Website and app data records
*-*-*

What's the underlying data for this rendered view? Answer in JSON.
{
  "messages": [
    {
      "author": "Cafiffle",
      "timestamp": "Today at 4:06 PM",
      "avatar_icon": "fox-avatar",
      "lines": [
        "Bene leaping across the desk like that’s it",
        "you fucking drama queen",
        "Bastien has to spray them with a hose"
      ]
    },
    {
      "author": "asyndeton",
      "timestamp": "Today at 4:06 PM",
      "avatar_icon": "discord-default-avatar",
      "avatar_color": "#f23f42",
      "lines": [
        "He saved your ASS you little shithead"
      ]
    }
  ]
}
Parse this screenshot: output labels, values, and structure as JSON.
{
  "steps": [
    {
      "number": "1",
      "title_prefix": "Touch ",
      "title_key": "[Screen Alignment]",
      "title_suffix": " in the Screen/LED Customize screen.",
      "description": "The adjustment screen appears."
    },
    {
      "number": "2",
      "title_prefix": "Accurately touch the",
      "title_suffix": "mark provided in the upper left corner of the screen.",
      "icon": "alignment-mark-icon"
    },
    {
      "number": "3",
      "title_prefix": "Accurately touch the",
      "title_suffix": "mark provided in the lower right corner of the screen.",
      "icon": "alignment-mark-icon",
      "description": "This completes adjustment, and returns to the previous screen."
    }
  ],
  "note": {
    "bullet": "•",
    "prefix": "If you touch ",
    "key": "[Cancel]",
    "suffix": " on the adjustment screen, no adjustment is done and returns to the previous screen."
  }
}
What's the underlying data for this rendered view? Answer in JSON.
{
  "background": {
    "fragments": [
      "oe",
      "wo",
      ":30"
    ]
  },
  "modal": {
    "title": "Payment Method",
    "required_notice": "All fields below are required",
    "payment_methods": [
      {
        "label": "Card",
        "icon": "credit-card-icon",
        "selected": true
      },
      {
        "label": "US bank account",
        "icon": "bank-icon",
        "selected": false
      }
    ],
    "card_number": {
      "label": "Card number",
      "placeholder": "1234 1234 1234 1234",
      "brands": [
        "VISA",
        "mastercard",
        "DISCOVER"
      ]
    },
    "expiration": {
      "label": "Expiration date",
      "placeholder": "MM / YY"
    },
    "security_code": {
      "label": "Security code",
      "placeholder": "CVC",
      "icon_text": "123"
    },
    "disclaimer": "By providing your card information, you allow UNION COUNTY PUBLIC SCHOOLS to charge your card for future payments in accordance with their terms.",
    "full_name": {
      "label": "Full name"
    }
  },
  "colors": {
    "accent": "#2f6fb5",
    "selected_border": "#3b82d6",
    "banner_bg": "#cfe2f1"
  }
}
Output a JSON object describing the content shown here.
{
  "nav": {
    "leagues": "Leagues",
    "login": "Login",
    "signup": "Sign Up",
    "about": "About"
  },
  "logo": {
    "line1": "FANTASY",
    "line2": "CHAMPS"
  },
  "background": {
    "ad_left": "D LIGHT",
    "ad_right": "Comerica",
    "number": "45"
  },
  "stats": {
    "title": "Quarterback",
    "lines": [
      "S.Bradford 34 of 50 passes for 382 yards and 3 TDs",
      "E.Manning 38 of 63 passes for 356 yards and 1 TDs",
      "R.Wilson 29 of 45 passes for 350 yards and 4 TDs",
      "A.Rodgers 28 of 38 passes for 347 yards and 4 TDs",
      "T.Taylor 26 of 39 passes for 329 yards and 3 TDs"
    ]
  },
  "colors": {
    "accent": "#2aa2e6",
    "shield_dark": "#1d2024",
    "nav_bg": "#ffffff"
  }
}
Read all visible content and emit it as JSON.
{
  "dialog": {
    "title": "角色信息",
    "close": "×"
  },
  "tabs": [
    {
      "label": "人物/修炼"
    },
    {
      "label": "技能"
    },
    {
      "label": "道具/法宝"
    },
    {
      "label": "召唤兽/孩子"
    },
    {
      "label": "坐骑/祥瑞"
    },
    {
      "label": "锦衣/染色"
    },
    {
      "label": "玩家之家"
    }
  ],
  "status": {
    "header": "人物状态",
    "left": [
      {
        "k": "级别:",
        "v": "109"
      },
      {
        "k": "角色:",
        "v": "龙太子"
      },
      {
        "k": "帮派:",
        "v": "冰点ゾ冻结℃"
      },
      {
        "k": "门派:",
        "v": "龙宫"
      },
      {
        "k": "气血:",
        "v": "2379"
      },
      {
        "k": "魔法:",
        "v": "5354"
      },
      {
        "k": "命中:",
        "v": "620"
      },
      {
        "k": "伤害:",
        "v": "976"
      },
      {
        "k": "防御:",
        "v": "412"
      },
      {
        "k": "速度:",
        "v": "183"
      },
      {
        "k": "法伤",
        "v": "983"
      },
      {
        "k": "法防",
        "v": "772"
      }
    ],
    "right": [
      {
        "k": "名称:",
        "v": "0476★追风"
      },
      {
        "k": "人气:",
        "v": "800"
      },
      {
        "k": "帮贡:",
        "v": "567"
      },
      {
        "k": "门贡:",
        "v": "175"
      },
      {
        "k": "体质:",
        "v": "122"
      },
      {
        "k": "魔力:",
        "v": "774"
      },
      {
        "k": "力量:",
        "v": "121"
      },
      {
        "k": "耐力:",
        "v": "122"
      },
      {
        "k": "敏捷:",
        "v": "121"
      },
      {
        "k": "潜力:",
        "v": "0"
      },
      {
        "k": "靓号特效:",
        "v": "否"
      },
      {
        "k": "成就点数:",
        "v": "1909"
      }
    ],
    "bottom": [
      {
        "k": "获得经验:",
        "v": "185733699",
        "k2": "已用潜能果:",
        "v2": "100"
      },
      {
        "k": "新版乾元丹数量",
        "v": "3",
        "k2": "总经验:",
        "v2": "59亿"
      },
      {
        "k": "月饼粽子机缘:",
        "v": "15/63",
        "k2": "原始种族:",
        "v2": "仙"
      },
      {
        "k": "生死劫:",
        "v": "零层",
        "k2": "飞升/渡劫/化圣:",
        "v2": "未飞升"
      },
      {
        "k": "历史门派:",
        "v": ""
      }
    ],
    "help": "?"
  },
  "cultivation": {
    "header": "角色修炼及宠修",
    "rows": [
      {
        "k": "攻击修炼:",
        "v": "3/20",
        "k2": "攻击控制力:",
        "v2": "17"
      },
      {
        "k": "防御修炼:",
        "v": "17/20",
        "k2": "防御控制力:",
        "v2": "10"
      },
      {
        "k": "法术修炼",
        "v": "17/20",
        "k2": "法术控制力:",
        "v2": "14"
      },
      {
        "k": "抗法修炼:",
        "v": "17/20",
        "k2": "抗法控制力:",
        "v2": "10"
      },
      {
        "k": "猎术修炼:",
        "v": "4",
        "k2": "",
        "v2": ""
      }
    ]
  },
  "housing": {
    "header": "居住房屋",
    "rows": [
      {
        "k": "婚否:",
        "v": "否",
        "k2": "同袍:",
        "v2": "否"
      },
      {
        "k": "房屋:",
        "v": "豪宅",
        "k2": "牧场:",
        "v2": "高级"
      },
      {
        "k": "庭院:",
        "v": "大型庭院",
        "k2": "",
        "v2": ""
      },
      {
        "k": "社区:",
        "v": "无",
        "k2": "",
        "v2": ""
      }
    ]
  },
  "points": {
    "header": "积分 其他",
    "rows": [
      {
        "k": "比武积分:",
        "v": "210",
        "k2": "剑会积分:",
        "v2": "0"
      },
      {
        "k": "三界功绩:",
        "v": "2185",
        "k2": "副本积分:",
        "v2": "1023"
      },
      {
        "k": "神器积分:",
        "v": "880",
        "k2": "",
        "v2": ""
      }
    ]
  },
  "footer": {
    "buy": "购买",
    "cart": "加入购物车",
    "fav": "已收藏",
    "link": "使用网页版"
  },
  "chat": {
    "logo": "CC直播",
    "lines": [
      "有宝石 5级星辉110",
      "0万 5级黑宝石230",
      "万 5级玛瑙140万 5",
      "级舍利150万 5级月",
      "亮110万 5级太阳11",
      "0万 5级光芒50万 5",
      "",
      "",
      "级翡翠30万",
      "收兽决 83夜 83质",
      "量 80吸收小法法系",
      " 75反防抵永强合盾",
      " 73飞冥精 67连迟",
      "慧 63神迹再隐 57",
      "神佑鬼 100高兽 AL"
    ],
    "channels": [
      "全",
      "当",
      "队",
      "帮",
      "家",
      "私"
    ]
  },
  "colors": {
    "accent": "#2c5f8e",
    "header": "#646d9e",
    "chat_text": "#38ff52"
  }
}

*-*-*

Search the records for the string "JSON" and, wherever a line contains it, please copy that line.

▶ _Answer for the task_:
What's the underlying data for this rendered view? Answer in JSON.
Parse this screenshot: output labels, values, and structure as JSON.
What's the underlying data for this rendered view? Answer in JSON.
Output a JSON object describing the content shown here.
Read all visible content and emit it as JSON.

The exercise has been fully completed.